Yesterday, CNN reported that Oxford Dictionaries selected toxic as its word of the year.
Strictly defined as “poisonous,” Oxford Dictionaries says that its research shows that “this year more than ever, people have been using ‘toxic’ to describe a vast array of things, situations, concerns and events.”
I agree, the word has been getting a lot of use lately, but I wondered: Is it really “strictly defined” as “poisonous”?
Kind of. The Oxford English Dictionary does indeed define the word as “of the nature of a poison; poisonous.” However, it also defines toxic as “caused or produced by a poison; due to poisoning.” The American Heritage Dictionary offers much the same, but rephrases things a tad differently: “Capable of causing injury or death, especially by chemical means.”
Not to be outdone, Merriam Webster’s Collegiate Dictionary (11th ed.) echoes these definitions by associating toxin with “exhibiting symptoms of infection or toxicosis (aka: a pathological condition caused by the action of a poison or toxin),” and then adds a more modern, and dare I say contemporary, take on the word: “extremely harsh, malicious, or harmful.”
That’s zeitgeist-y, for sure, but it still falls a little short, which is why I took a minute to see what a medical dictionary had to say about the term. As suspected, I came across the following in Dorland’s Illustrated Medical Dictionary (27th edition):
Toxin a poison; frequently used to refer specifically to a protein produced by some higher plants, certain animals, and pathogenic bacteria, which is highly toxic for other organisms. Such substances are differentiated from the simple chemical poisons and the vegetable alkaloids by their high molecular weight and antigenicity.
If that wasn’t enough, the entry then goes on to list a variety of conditions (e.g., anthrax toxicosis) caused by those aforementioned plants, animals, and bacteria. How’s that for thorough?
Okay, so that’s what toxic means, but where does the word come from? To answer that question, I turned to my etymological dictionaries, all of which tell pretty much the same tale about the word’s origin.

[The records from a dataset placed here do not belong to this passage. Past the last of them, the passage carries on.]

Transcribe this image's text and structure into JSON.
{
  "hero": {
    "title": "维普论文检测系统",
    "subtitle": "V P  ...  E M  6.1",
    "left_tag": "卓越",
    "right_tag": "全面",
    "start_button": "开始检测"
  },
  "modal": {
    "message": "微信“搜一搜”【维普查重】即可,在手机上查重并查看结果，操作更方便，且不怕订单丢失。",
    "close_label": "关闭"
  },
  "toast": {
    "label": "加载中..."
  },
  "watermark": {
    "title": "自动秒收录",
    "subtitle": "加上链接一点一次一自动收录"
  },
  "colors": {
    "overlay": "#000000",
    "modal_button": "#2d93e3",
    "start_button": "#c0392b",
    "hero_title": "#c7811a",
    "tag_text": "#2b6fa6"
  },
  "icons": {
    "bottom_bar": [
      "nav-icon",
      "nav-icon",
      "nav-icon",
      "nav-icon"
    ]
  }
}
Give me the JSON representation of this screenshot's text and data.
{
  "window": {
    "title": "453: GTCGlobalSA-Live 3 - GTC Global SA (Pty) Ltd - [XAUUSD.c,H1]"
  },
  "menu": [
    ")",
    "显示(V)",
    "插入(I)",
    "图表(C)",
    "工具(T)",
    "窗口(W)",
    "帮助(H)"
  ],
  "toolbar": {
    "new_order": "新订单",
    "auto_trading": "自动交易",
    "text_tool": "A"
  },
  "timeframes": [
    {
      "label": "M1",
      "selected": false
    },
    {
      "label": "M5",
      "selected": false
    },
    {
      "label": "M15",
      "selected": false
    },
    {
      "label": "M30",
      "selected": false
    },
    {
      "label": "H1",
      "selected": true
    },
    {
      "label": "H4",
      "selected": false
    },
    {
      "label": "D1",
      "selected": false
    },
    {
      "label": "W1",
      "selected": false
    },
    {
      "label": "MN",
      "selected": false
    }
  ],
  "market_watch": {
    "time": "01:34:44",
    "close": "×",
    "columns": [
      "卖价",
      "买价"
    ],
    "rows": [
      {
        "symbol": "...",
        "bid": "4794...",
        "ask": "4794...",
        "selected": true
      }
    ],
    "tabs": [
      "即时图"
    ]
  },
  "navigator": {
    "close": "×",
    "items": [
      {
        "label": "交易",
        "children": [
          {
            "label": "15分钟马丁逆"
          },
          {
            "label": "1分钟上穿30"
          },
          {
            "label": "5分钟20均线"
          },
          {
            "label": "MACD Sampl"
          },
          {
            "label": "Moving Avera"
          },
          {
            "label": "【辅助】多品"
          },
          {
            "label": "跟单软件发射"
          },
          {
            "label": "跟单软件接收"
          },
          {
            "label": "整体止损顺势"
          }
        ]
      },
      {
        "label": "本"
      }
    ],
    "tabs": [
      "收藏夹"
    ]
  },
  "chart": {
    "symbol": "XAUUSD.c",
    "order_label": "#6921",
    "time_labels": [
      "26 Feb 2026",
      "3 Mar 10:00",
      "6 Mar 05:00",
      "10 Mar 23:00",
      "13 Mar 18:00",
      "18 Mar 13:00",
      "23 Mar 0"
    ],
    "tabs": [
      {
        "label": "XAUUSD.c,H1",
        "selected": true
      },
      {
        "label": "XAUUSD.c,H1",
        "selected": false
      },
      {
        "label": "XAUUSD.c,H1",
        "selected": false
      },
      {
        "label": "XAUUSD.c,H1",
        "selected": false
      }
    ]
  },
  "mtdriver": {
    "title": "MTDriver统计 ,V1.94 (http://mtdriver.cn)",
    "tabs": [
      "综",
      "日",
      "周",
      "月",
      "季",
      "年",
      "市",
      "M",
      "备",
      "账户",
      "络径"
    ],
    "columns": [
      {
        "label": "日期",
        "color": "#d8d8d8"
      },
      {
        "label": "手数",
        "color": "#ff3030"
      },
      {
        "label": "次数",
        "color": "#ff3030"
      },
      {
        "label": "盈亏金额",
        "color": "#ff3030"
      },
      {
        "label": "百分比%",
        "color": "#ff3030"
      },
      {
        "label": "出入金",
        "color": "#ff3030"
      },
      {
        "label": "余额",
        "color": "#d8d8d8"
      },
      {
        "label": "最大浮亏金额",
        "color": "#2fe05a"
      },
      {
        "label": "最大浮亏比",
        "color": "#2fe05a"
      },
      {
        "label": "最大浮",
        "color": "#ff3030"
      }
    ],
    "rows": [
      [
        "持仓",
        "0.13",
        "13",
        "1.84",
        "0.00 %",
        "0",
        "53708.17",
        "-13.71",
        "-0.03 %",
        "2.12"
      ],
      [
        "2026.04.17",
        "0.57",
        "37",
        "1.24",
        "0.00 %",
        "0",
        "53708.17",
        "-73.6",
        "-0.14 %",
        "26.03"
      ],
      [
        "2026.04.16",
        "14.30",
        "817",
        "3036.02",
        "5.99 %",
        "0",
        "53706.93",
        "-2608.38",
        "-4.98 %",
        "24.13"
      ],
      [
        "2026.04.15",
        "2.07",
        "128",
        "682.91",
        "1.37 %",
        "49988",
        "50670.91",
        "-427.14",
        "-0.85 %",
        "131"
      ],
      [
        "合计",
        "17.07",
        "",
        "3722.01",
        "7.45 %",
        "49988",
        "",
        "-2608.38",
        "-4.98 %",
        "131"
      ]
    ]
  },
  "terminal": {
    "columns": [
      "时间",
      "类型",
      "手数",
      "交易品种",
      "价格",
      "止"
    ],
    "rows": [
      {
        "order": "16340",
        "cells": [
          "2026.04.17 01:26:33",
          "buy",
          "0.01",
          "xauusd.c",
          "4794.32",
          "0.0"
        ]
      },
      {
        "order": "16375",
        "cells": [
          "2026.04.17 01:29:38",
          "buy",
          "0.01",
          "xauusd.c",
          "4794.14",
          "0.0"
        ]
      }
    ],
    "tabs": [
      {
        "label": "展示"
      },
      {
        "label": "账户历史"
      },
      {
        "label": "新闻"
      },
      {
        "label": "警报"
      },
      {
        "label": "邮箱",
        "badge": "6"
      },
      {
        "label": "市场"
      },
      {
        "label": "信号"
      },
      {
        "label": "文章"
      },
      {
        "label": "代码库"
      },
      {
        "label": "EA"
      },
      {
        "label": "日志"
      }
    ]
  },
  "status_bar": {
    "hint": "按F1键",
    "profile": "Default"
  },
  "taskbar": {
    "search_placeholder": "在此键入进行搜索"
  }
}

Here’s how the (Ayto) Dictionary of Word Origins puts it:
The etymological meaning underlying toxic is of “poisoned arrows.” It’s ultimate source is Greek toxon “bow,” which also gave English toxophily “archery.” From it was derived toxikos “of bows and arrows,” which formed the basis of a noun toxikon “poison for putting on arrows.” Latin took this over as toxicum “poison,” and the medieval Latin derivative toxicus gave English toxic.
Yet, while several books spoke of toxic’s etymology only one, Campbell’s Psychiatric Dictionary (6th Ed.), gives the 4-1-1 on some cool, toxic terms. Among them are:
Toxicomania, a craving for poison (aka: drug dependency)
Toxicophobia, a fear of poison
Toxiphrenia, or schizophrenia associated with toxic, delirious reaction.